**EXTRACTED MATERIAL:**
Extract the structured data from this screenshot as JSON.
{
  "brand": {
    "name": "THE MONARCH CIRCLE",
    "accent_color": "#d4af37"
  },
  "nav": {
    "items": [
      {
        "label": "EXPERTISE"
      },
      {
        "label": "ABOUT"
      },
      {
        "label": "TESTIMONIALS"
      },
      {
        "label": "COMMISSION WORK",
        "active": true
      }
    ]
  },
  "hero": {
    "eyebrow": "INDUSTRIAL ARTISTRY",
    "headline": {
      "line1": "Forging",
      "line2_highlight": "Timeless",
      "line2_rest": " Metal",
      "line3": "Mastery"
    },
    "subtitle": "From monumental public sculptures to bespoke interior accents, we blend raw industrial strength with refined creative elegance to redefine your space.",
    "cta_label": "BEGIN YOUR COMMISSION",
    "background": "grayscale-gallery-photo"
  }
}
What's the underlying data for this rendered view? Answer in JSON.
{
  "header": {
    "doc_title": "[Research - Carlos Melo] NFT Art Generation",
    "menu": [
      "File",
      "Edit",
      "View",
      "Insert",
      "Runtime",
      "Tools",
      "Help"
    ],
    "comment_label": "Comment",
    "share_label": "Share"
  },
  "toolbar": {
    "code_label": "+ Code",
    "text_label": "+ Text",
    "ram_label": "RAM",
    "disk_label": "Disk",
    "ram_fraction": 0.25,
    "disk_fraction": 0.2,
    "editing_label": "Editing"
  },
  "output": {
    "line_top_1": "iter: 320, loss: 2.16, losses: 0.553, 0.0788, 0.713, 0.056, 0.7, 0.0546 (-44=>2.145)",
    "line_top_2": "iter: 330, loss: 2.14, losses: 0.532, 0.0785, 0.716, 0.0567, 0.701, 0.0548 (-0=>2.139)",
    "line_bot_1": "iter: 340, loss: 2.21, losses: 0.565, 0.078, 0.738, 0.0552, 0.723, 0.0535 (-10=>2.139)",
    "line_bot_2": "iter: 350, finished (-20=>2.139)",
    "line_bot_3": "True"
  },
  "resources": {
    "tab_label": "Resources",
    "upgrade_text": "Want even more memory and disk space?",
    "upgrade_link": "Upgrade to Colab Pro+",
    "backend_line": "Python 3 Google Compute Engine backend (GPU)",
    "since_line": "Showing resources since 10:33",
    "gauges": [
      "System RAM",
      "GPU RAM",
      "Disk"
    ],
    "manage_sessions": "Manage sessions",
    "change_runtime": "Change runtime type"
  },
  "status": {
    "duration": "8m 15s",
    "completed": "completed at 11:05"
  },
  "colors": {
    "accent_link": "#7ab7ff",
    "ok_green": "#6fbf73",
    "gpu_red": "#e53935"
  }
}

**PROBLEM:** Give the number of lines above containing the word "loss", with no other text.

**SOLVED EXERCISE:** 3